One of the few promotional gigs he did get was to perform at the 2004 NFL Pro Bowl halftime show. Held a week after his former bandmate instigated the infamous Wardrobe Malfunction at the Super Bowl, Chasez was the one who paid the price, as he was unceremoniously pulled from the show. The fact that he was doing the Pro Bowl show while Justin did the Super Bowl was quite symbolic of where the two were in their respective careers at that point. Nevertheless, the Pro Bowl gig was a big deal for someone like Chasez, who had only had one real hit as a solo artist.

The exposure could have helped him – instead, his solo career pretty much fizzled out after “Some Girls” and “All Day Long” flopped on the singles charts. The album didn’t do much better, selling approximately 121,000 copies. Chasez tried to record a follow-up, 2007’s The Story of Kate, which was more ballad and adult contemporary-oriented. Timberlake even worked with him on some of the tracks. However, Jive refused to release it and Chasez left the label soon afterwards. He’s mainly worked behind the scenes since then, although he does still perform from time-to-time, showing off that amazing voice and making us all wonder what could have been.

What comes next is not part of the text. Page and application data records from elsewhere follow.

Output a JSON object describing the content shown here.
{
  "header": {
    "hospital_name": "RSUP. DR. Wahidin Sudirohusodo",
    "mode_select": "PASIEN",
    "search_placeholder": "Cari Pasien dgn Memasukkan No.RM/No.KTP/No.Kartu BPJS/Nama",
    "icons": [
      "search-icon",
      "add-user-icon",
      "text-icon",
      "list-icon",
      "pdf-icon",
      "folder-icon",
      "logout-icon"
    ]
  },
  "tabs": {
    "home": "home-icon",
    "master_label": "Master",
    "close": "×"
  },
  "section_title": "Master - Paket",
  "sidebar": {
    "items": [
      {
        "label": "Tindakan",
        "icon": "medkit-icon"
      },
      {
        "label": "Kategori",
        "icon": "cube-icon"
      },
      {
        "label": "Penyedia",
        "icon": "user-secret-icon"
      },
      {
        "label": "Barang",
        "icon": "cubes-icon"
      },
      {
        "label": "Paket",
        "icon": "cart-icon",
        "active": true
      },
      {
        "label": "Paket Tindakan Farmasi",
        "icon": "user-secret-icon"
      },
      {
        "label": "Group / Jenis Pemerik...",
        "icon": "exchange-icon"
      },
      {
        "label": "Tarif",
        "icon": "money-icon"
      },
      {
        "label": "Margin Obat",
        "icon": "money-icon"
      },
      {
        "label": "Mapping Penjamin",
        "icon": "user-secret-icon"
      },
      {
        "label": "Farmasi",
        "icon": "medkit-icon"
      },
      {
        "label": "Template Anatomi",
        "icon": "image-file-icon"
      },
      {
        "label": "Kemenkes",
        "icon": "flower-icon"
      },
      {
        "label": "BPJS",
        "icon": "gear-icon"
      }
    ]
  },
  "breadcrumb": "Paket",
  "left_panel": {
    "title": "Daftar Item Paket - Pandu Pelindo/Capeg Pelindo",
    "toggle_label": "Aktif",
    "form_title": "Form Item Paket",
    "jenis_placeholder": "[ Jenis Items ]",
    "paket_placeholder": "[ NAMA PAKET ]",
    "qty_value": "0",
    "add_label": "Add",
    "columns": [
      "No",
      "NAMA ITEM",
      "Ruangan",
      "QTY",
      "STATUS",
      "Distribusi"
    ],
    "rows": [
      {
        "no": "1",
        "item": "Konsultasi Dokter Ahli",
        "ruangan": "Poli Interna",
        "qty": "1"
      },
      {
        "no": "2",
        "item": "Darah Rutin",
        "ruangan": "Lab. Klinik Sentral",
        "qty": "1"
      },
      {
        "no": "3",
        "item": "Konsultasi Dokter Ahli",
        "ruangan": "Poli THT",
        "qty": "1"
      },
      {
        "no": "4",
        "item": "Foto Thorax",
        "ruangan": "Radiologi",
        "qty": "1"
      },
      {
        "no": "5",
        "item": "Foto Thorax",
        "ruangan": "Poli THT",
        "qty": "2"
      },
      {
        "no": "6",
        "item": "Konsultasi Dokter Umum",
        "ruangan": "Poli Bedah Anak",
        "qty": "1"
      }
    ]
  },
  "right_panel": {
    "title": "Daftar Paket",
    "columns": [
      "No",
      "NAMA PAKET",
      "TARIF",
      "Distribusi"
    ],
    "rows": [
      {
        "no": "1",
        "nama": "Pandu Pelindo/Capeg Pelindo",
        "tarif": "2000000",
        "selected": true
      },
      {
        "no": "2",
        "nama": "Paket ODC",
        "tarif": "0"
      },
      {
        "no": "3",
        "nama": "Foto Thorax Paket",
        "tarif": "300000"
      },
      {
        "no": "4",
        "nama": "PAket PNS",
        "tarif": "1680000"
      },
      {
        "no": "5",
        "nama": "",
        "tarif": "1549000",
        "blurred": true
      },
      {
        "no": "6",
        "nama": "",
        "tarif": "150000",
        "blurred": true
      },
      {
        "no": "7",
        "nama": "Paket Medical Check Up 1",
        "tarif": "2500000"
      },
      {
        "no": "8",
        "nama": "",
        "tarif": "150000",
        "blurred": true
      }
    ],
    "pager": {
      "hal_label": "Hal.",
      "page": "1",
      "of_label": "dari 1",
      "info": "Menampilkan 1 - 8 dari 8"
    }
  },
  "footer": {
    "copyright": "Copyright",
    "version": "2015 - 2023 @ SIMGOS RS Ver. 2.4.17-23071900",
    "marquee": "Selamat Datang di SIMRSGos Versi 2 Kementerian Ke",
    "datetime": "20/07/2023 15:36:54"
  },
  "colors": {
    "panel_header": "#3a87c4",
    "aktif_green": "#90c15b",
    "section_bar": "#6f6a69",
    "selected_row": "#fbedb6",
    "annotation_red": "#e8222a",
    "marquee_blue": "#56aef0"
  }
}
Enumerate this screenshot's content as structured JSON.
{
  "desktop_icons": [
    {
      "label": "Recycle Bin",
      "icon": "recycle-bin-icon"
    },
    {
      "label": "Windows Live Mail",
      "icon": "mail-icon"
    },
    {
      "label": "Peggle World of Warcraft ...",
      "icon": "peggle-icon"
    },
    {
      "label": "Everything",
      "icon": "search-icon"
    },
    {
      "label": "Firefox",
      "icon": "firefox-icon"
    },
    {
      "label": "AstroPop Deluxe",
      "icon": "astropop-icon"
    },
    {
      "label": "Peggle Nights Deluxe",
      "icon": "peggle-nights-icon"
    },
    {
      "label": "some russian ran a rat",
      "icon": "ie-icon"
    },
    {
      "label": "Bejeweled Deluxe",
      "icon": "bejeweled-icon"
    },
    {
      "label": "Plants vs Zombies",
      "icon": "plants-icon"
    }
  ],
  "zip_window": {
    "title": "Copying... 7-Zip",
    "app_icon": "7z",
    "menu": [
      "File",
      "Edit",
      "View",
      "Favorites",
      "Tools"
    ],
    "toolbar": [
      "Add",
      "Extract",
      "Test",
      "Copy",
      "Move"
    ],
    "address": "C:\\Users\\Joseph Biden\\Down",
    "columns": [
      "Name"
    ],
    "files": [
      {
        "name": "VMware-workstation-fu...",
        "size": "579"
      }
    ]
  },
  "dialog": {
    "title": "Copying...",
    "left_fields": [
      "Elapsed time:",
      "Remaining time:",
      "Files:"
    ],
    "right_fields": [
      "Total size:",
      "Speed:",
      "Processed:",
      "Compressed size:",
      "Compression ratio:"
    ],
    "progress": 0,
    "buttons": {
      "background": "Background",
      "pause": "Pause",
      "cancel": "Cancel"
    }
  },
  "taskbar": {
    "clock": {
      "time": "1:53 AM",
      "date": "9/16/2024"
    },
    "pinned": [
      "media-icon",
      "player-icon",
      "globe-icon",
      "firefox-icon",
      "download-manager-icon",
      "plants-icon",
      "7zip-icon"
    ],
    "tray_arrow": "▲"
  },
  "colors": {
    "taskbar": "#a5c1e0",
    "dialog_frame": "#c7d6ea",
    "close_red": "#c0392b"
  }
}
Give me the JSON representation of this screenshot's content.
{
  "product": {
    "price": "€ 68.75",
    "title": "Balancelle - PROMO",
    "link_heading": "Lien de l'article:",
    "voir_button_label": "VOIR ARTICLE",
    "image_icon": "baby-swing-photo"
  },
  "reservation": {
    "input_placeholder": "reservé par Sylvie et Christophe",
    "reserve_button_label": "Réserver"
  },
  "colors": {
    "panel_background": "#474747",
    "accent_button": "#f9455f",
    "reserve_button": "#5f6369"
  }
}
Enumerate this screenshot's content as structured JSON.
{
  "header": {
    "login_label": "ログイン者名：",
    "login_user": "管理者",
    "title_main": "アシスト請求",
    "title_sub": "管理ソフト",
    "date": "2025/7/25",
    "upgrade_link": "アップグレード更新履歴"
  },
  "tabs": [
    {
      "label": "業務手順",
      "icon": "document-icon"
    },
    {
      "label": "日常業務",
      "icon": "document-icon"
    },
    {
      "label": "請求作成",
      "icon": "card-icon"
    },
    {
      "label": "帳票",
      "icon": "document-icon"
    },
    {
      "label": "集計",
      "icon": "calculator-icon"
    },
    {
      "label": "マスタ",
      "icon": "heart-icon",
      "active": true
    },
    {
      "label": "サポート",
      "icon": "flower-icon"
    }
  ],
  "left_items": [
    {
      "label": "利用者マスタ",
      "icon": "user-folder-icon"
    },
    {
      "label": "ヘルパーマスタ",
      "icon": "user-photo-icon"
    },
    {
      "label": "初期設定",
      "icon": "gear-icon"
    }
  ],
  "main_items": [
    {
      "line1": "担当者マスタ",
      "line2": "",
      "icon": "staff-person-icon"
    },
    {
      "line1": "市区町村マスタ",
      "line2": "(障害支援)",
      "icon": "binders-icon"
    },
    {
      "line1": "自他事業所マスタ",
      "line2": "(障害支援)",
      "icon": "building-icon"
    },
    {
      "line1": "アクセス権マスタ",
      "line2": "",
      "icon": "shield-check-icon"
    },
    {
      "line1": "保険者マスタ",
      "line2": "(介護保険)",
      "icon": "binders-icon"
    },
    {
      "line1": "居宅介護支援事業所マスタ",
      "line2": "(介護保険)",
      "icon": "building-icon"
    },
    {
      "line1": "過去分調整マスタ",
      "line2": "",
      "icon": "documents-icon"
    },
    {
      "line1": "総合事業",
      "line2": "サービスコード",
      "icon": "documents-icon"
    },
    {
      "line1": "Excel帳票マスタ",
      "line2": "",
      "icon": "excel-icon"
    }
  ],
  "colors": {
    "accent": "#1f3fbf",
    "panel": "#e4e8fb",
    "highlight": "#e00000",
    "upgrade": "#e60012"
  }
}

Maybe J.C. was never meant to have a successful solo career. Maybe the Rule of One meant that his chances for success evaporated the moment Justin Timberlake became a star. Or maybe there was room for J.C. Chasez to become a star in his own right — only Schizophrenic made sure that wouldn’t happen.